17 Apr 2021
In that last blog, I covered some basic beach rules from the Isle of Palms. These guidelines help enhance your visit to the beach, making sure everyone has a good time.
Well, this time I’m sharing some advice that just might save a life.
There’s a danger lurking in the water along the beach. It can appear at any time, in any ocean, anywhere in the world. It leads to many people losing their lives each year, including some dear friends of mine. And no, it’s not sharks.
What is it? Rip currents.
Coastal meteorologists and Lowcountry teachers are pretty good at educating locals about the dangers of rip currents. But if you are coming to the coast from another part of the country, you may not be familiar with rip currents and what to do if you encounter them.
Just what are rip currents, anyway?
To understand what rip currents are, it helps to understand what they aren’t. Rip currents are NOT rip tides or undertow, where you are pulled under the water. That’s something completely different.
A rip current is a channel, a sort of “mini-river” of water that rushes from the shore back out into the ocean. The water in the channel runs very fast. It’s often much faster than even the strongest swimmer can manage to swim against. So instead of getting pulled under the water (like an undertow), you are carried out to sea.
The most common reaction is to panic and try to swim straight back to shore (against the current). But that often leads to disaster.
Rip currents are caused by an extra amount of water coming onshore. It might be from high winds, big waves, or a stretch of rainy weather. All that extra water has to go back into the ocean somehow, and it does so via rip currents.
The ironic thing is they often appear from the surface as a calm section of ocean between sets of waves, thus attracting unsuspecting swimmers. They can happen on a perfectly sunny day. They are most common where the ocean floor and sand are uneven, like around piers and jetties. But really, they can happen anywhere.
So to recap - rip currents are channels of water that flow out into the ocean. They can be very strong and move very fast – up to 8 miles an hour. Rip currents pull people away from shore, but they will not pull a person under. It’s important to note that they can be very narrow, or they can be over 100 yards wide.

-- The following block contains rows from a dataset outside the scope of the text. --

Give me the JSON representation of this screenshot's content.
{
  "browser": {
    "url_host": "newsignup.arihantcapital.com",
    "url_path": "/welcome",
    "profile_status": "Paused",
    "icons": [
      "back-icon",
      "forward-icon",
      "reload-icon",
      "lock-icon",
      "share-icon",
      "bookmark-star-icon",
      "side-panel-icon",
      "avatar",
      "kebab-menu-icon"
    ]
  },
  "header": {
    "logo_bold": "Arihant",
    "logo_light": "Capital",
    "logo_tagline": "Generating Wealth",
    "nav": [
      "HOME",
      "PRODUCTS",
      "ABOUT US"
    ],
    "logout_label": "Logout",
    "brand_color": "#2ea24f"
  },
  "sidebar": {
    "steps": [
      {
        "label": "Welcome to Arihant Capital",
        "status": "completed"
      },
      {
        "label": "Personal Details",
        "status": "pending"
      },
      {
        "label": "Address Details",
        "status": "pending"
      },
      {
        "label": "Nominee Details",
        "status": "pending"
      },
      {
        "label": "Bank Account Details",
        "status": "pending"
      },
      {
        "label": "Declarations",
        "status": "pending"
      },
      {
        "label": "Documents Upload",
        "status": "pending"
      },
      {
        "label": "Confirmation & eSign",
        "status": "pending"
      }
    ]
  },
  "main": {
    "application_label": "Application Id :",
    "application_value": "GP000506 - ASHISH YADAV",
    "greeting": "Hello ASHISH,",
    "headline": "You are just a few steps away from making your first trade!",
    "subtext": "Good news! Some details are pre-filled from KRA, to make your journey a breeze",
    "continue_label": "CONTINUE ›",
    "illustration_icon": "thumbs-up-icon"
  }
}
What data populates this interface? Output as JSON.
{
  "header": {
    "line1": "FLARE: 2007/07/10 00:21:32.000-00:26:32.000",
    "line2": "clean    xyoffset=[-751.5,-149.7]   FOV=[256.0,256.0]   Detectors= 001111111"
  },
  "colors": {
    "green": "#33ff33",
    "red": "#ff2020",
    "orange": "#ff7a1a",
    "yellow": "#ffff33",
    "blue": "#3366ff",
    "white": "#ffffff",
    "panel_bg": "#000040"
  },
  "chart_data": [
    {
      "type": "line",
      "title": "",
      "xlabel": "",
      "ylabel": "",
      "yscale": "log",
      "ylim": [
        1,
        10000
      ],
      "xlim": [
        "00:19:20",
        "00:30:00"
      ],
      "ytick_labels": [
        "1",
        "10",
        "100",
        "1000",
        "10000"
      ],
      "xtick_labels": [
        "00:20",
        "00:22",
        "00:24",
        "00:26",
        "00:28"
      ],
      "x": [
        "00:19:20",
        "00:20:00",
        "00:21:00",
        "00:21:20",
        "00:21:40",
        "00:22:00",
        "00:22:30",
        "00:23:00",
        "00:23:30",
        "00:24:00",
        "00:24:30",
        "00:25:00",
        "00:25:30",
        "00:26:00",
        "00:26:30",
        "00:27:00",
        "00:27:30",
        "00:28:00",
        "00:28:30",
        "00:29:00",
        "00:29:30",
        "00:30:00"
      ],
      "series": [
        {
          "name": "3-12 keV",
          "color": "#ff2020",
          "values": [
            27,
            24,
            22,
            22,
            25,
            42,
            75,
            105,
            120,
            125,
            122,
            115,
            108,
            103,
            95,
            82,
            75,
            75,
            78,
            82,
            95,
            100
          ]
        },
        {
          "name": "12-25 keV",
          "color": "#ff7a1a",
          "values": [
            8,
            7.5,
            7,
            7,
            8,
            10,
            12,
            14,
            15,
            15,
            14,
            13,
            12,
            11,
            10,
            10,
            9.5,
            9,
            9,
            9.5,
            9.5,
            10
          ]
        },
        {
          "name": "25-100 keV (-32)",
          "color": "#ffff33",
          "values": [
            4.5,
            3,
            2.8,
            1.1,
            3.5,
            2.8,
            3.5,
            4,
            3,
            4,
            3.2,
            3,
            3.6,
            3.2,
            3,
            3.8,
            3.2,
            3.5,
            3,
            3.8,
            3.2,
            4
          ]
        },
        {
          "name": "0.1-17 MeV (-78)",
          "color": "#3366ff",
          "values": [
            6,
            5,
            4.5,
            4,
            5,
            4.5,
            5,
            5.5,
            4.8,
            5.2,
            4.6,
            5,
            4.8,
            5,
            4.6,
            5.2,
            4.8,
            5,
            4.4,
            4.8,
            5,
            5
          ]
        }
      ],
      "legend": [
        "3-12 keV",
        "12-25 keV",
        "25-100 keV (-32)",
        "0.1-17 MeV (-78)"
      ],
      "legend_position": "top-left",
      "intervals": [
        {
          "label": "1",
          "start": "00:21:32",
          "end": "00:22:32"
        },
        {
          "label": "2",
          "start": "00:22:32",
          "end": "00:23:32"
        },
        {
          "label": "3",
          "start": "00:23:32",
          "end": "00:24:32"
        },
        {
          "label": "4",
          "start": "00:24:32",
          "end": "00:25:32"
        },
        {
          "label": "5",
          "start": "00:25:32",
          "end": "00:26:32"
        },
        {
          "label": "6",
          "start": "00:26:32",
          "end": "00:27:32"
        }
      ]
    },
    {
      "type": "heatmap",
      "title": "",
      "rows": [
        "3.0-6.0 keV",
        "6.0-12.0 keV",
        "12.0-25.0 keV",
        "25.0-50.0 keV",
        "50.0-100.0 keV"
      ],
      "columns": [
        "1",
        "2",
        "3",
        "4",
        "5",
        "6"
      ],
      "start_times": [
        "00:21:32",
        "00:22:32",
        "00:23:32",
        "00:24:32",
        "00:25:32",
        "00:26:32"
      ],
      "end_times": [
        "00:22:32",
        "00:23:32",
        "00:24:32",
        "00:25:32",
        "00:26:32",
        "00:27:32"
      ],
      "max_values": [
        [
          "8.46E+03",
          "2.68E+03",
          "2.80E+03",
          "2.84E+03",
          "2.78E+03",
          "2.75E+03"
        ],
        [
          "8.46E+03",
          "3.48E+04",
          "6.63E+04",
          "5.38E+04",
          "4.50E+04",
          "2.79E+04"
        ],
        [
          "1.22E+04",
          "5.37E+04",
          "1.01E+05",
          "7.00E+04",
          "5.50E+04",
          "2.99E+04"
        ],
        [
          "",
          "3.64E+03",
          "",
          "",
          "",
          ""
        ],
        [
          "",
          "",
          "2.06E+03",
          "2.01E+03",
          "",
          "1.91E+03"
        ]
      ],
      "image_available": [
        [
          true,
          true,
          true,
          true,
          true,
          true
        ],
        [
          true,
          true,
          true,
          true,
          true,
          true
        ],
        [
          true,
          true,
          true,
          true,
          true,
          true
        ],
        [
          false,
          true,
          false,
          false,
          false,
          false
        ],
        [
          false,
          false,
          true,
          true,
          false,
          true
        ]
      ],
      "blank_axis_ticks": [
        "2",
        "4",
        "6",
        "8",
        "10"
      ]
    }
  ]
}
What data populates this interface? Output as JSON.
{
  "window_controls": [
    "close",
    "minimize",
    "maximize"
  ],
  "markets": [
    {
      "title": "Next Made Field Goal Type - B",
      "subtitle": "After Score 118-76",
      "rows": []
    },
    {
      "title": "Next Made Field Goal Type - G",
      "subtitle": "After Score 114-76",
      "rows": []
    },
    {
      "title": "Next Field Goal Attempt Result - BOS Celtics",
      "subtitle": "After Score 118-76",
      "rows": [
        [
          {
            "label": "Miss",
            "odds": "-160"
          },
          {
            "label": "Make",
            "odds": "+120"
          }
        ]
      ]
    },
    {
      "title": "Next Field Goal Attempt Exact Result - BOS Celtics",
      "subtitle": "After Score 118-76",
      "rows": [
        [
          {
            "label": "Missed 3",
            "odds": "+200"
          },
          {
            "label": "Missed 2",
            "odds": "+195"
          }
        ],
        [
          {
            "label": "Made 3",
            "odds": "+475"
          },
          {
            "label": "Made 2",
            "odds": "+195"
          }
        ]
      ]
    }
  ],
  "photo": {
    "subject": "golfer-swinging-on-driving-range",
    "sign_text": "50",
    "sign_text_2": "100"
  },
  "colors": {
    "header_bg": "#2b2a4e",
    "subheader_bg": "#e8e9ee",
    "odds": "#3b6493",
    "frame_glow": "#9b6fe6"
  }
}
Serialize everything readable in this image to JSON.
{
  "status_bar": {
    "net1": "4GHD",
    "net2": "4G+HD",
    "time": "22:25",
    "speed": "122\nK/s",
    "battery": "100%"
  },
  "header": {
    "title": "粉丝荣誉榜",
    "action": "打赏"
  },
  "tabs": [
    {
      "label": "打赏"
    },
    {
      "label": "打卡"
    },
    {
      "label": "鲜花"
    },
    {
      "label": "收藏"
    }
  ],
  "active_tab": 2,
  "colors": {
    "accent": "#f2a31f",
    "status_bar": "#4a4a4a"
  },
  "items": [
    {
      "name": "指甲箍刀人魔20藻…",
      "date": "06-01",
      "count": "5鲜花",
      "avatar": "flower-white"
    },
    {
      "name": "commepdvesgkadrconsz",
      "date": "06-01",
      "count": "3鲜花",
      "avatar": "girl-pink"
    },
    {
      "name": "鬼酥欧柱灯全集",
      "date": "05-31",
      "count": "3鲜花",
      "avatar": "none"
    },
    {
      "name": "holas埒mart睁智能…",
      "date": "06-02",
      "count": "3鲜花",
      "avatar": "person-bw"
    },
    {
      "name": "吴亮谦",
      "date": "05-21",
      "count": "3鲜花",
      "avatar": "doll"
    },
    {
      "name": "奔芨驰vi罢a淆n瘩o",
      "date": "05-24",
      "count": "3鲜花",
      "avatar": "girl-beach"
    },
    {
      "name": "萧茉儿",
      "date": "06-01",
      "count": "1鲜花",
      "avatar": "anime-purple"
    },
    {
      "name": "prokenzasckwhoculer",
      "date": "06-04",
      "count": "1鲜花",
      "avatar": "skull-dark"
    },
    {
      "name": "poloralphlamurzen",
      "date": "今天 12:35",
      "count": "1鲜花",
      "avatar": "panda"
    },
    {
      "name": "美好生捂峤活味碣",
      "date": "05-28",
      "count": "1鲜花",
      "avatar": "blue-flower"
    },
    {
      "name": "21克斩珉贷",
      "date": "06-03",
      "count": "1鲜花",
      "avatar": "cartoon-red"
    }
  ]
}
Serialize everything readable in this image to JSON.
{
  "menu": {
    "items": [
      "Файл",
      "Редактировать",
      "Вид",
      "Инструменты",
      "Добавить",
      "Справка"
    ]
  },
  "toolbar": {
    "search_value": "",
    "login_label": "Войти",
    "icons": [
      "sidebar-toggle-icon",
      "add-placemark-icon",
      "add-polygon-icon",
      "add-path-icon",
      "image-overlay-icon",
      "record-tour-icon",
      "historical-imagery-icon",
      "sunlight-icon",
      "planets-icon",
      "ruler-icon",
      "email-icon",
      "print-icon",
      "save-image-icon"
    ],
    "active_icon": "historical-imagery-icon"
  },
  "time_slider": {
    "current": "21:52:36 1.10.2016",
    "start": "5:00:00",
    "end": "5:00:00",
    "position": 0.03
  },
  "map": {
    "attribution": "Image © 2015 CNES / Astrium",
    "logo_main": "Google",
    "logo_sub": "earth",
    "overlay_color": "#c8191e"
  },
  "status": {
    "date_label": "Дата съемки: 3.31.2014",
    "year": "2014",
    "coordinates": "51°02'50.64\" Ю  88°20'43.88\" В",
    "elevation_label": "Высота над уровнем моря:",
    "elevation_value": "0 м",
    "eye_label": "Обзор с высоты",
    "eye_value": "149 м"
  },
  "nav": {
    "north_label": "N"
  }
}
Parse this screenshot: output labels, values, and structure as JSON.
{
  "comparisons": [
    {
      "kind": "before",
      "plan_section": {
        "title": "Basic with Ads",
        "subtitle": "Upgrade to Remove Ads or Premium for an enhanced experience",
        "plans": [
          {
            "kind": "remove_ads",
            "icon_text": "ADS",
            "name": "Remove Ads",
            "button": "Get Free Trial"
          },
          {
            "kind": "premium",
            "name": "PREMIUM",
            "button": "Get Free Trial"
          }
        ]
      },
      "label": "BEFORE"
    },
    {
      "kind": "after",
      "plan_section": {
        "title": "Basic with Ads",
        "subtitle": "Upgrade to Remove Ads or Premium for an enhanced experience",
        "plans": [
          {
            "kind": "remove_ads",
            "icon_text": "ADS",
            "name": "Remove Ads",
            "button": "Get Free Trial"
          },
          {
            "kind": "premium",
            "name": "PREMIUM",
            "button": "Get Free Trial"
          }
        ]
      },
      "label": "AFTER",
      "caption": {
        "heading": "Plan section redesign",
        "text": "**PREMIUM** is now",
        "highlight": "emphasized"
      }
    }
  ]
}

How to stay safe around rip currents?
The answer is counter-intuitive.
Even though the water is pulling you out to sea, DO NOT try to swim straight back to shore. Instead, swim PARALLEL to the shore, in either direction, until you are out of the rip current. Then and only then try to swim back toward land. Above all, don’t panic. Stay calm, swim parallel, then back in, and you’ll be fine.
Keep an eye peeled for warnings
Another great help is warnings or warning flags about dangerous conditions. When you enter the Isle of Palms, check the big city sign that is posted at the main intersection in town, right off the Connector. The City of IOP posts red letter warnings there if rip currents are happening.
Lifeguards are trained to deal with rip currents and often have to rescue people from them. In fact, Isle of Palms County Park officials estimate that rip currents are the cause of 80% of surf rescues here on the island.
Assistant park manager Cole Thomas had this to say: "People panic when they start to get pulled out. What we're trying to teach people to do is turn and swim parallel to the shore so you'll swim out of the rip current, and you'll eventually stop feeling it pull."
How Can You Spot a Rip Current?
• Look for choppy, churning water.
• Notice if there’s a section of water looks like it’s a different color.
• Watch for seaweed or foam that is moving fast out to sea.
• Look for a break in the wave pattern along the shore.
What To Do If You’re Caught in a Rip Current?
• Do NOT panic. Stay as calm as you can.
• Do NOT try to swim against the current straight back to shore.
• Instead, swim along the shoreline in either direction to get out of the rip current.
• Once you no longer feel the pull of the current, then swim back to the shore diagonally, away from the rip.
• If you are in trouble, wave or call for help. In the meantime, float or tread water.
Rip currents can be scary, indeed. They can take down even the strongest swimmers. They can also lead to multiple fatalities as other well-meaning but uninformed people rush in to help.
But once you are armed with the knowledge of what they are and how to deal with them,you should be just fine. Education really is the key with this powerful phenomenon of nature.
So help spread the word about rip currents, and you may save a life or two or three. And if you or a loved one get caught in one, now you’ll know just what to do.
your Isle of Palms vacation blogger